3 actions by operation of the mind, speech and body
5 senses through which there is experience of the outer world
As a side note, the five vows for an ascetic or a householder are there to act as a protective fence, shielding one’s self from the above five indulgences.

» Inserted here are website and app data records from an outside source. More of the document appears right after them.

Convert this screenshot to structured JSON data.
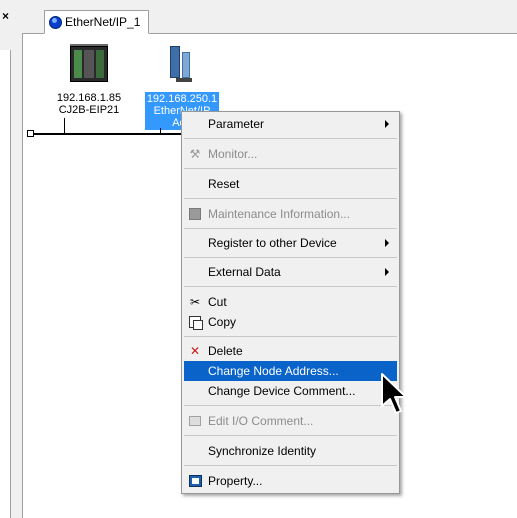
{
  "left_pane": {
    "close_glyph": "×"
  },
  "tab": {
    "label": "EtherNet/IP_1",
    "icon": "network-globe-icon"
  },
  "devices": [
    {
      "address": "192.168.1.85",
      "model": "CJ2B-EIP21",
      "icon": "plc-icon"
    },
    {
      "address": "192.168.250.1",
      "model_partial": "EtherNet/IP",
      "model_partial2": "Ada",
      "icon": "adapter-icon",
      "selected": true
    }
  ],
  "context_menu": {
    "items": [
      {
        "id": "parameter",
        "label": "Parameter",
        "underline": "P",
        "submenu": true,
        "enabled": true
      },
      {
        "id": "monitor",
        "label": "Monitor...",
        "underline": "M",
        "enabled": false,
        "icon": "monitor-icon"
      },
      {
        "id": "reset",
        "label": "Reset",
        "underline": "R",
        "enabled": true
      },
      {
        "id": "maintenance",
        "label": "Maintenance Information...",
        "underline": "M",
        "enabled": false,
        "icon": "maintenance-icon"
      },
      {
        "id": "register",
        "label": "Register to other Device",
        "submenu": true,
        "enabled": true
      },
      {
        "id": "external",
        "label": "External Data",
        "submenu": true,
        "enabled": true
      },
      {
        "id": "cut",
        "label": "Cut",
        "underline": "t",
        "enabled": true,
        "icon": "scissors-icon"
      },
      {
        "id": "copy",
        "label": "Copy",
        "underline": "C",
        "enabled": true,
        "icon": "copy-icon"
      },
      {
        "id": "delete",
        "label": "Delete",
        "underline": "D",
        "enabled": true,
        "icon": "delete-x-icon"
      },
      {
        "id": "change_node_address",
        "label": "Change Node Address...",
        "underline": "A",
        "enabled": true,
        "highlighted": true
      },
      {
        "id": "change_device_comment",
        "label": "Change Device Comment...",
        "underline": "m",
        "enabled": true
      },
      {
        "id": "edit_io",
        "label": "Edit I/O Comment...",
        "underline": "I",
        "enabled": false,
        "icon": "edit-comment-icon"
      },
      {
        "id": "sync_identity",
        "label": "Synchronize Identity",
        "underline": "I",
        "enabled": true
      },
      {
        "id": "property",
        "label": "Property...",
        "underline": "P",
        "enabled": true,
        "icon": "property-icon"
      }
    ]
  },
  "colors": {
    "menu_highlight": "#0a63c9",
    "selection": "#3399ff",
    "delete_icon": "#cc1a1a"
  }
}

These vows are non-violence (ahimsa), truth (satya), non-stealing (asteya), celibacy (brahmacharya = conducting one’s self close to the soul) and non-possessiveness (aparigraha).
Written by Acharya Umasvati (a Jain spiritual leader who is said to have lived around the 2nd century BC), Tattvarth sutra is a Jain spiritual text (sutra) which is both succinct yet comprehensive, wherein each line in it is independently true and expanded just the right amount.
From the entry on wikipedia: The Tattvartha Sutra is regarded as the most authoritative book on Jainism, and the only text authoritative in both the Svetambara and Digambara sects.
The first verse, “à¤¸à¤®à¥à¤¯à¤—à¥à¤¦à¤°à¥à¤¶à¤¨à¤œà¥à¤žà¤¾à¤¨à¤šà¤¾à¤°à¤¿à¤¤à¥à¤°à¤¾à¤£à¤¿à¤®à¥‹à¤•à¥à¤·à¤®à¤¾à¤°à¥à¤—: | samyag-darshan-gnaan-charitrani mokshamargaha” summarises Jainism by saying that right view, right knowledge and right conduct collectively are the path of liberation or moksha.
The first chapter deals with the process of cognition and details about different types of knowledge.
The next three chapters deal with the soul, lower worlds, naraka, and celestial abodes, deva.
The fifth chapter discusses Non-soul (Ajiva).
The next three chapters deal with the karmas and their manifestations and the inflow, ahsrava, good and bad karma, shubha-ashubha karma and the bondage of the karmas.
The ninth chapter describes the blocking, samvara and shedding of the karmas, nirjara.
The final chapter discusses moksha or the liberation of the soul.
Tattvarth sutra may be available from Young Jains or you could order it from Amazon: